People in such a position will be facing the choice to either upskill / reskill or find work in a rapidly shrinking job market, if none of those are valid options for them, eventually facing unemployment. At that point, we need to ensure that they have no reason to pick up their pitchforks and torches. Obviously, as you mentioned, governments will have to face this head on, but rather unpopular opinion: We all have to. We should all take the time to reflect, what would we do if we lost our job? And couldn’t find a new one? Were forced to do or learn to do something, that we don’t want to do? What would we need to not start rioting against a system, that ditched us? Especially if the people around us are facing the same issue!


It’s quite possible that the means of mass population control through technology arrive just in time for a relatively small number of elite to be able to avoid being torched or pitchforked.

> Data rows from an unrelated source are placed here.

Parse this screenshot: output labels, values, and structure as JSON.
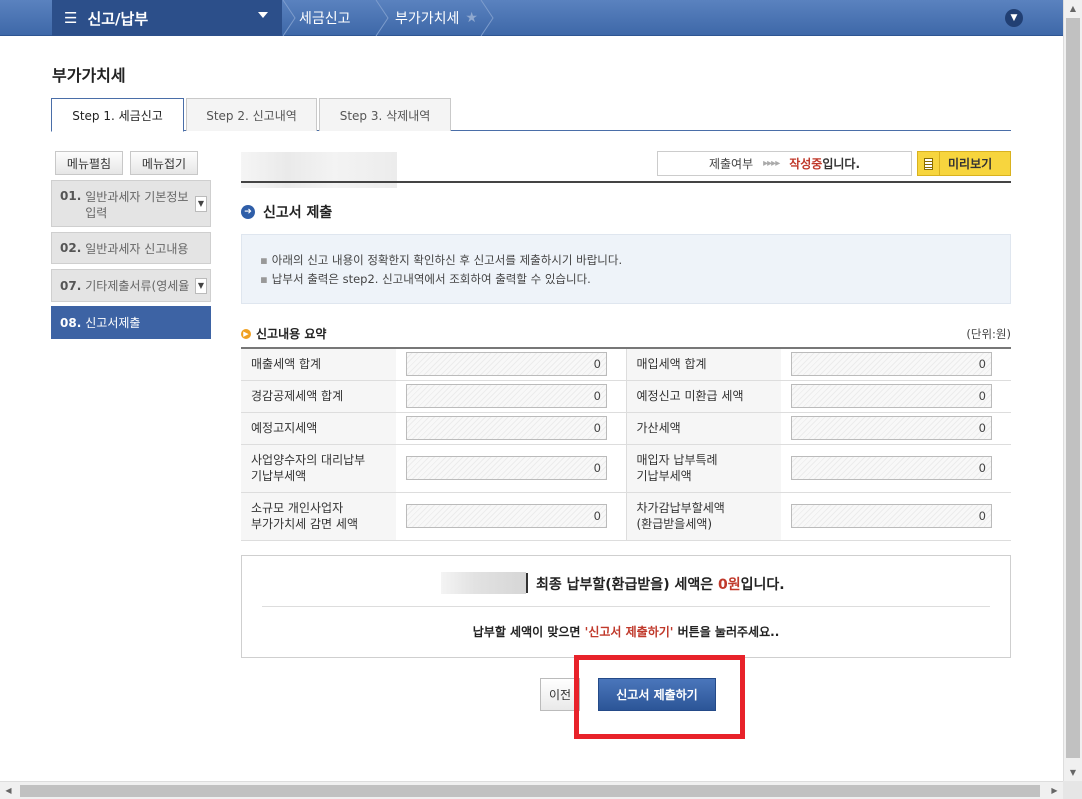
{
  "nav": {
    "menu_label": "신고/납부",
    "menu_icon": "hamburger-icon",
    "crumbs": [
      "세금신고",
      "부가가치세"
    ]
  },
  "page_title": "부가가치세",
  "tabs": [
    "Step 1. 세금신고",
    "Step 2. 신고내역",
    "Step 3. 삭제내역"
  ],
  "sidebar": {
    "expand_label": "메뉴펼침",
    "collapse_label": "메뉴접기",
    "items": [
      {
        "num": "01.",
        "label": "일반과세자 기본정보",
        "label2": "입력"
      },
      {
        "num": "02.",
        "label": "일반과세자 신고내용"
      },
      {
        "num": "07.",
        "label": "기타제출서류(영세율"
      },
      {
        "num": "08.",
        "label": "신고서제출"
      }
    ]
  },
  "status": {
    "label": "제출여부",
    "arrows": "▸▸▸▸",
    "state": "작성중",
    "suffix": "입니다."
  },
  "preview_label": "미리보기",
  "section_title": "신고서 제출",
  "notices": [
    "아래의 신고 내용이 정확한지 확인하신 후 신고서를 제출하시기 바랍니다.",
    "납부서 출력은 step2. 신고내역에서 조회하여 출력할 수 있습니다."
  ],
  "summary": {
    "title": "신고내용 요약",
    "unit": "(단위:원)",
    "rows": [
      {
        "l1": "매출세액 합계",
        "v1": "0",
        "l2": "매입세액 합계",
        "v2": "0"
      },
      {
        "l1": "경감공제세액 합계",
        "v1": "0",
        "l2": "예정신고 미환급 세액",
        "v2": "0"
      },
      {
        "l1": "예정고지세액",
        "v1": "0",
        "l2": "가산세액",
        "v2": "0"
      },
      {
        "l1a": "사업양수자의 대리납부",
        "l1b": "기납부세액",
        "v1": "0",
        "l2a": "매입자 납부특례",
        "l2b": "기납부세액",
        "v2": "0"
      },
      {
        "l1a": "소규모 개인사업자",
        "l1b": "부가가치세 감면 세액",
        "v1": "0",
        "l2a": "차가감납부할세액",
        "l2b": "(환급받을세액)",
        "v2": "0"
      }
    ]
  },
  "final": {
    "pre": "최종 납부할(환급받을) 세액은 ",
    "amount": "0원",
    "post": "입니다.",
    "guide_pre": "납부할 세액이 맞으면 ",
    "guide_q": "'신고서 제출하기'",
    "guide_post": " 버튼을 눌러주세요.."
  },
  "buttons": {
    "prev": "이전",
    "submit": "신고서 제출하기"
  },
  "colors": {
    "nav": "#3e68a8",
    "accent_red": "#c0392b",
    "highlight": "#e8222a",
    "preview": "#f7d53e"
  }
}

If robotics advances at the pace we’ve been seeing in the last few months, replacement labor for companies might be available such that striking could prove ineffective as a way to revolt. Security robots/drones could also guard against violent uprisings.

At the other end, UBI based on a centrally controlled digital currency, and on global digital IDs could pretty quickly be “adjusted” to keep people just under the threshold of revolt. There can be rewards for good behavior, or turning off your account(s) (permanently or temporarily) to nudge you into being a good citizen.

IMO, under the pressure of looming AI job losses, people could be pretty quickly incentivized to adopt the convenience of UBI so everything is in line to dovetail into a great and happy short term future!

Especially difficult with businesses from other countries that don’t have these policies. - governments will have to add import tax